EXERCISE DETAILS
All of the records below should be retyped exactly, with no pictures included.

[Data about app and page elements]
────

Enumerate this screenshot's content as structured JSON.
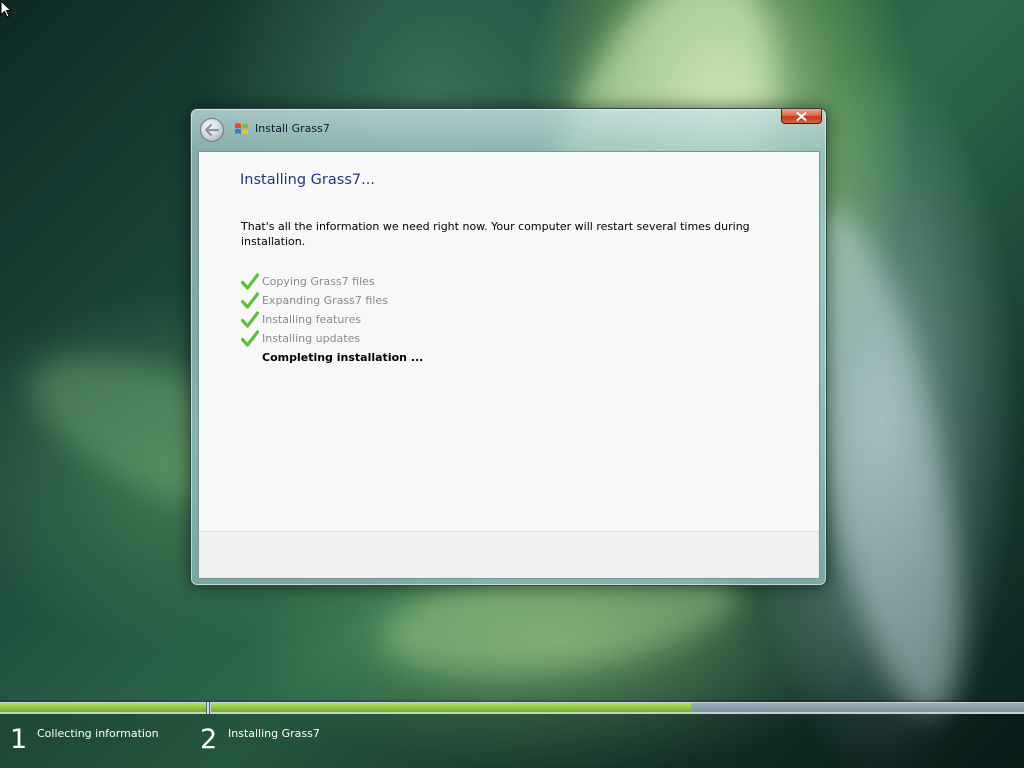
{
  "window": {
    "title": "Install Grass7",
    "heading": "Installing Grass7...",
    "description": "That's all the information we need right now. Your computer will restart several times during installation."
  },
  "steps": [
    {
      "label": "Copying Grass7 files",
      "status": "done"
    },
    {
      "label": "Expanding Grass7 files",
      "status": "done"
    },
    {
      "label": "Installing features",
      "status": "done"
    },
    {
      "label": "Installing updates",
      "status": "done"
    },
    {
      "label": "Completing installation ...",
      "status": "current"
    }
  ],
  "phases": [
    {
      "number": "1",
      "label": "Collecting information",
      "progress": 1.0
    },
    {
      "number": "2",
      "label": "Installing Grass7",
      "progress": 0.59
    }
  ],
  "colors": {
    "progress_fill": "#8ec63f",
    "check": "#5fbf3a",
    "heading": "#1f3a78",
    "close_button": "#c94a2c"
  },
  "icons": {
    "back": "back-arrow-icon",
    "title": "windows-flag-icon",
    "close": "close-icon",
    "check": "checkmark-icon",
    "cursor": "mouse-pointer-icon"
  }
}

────

WRITTEN SOLUTION
Enumerate this screenshot's content as structured JSON.
{
  "window": {
    "title": "Install Grass7",
    "heading": "Installing Grass7...",
    "description": "That's all the information we need right now. Your computer will restart several times during installation."
  },
  "steps": [
    {
      "label": "Copying Grass7 files",
      "status": "done"
    },
    {
      "label": "Expanding Grass7 files",
      "status": "done"
    },
    {
      "label": "Installing features",
      "status": "done"
    },
    {
      "label": "Installing updates",
      "status": "done"
    },
    {
      "label": "Completing installation ...",
      "status": "current"
    }
  ],
  "phases": [
    {
      "number": "1",
      "label": "Collecting information",
      "progress": 1.0
    },
    {
      "number": "2",
      "label": "Installing Grass7",
      "progress": 0.59
    }
  ],
  "colors": {
    "progress_fill": "#8ec63f",
    "check": "#5fbf3a",
    "heading": "#1f3a78",
    "close_button": "#c94a2c"
  },
  "icons": {
    "back": "back-arrow-icon",
    "title": "windows-flag-icon",
    "close": "close-icon",
    "check": "checkmark-icon",
    "cursor": "mouse-pointer-icon"
  }
}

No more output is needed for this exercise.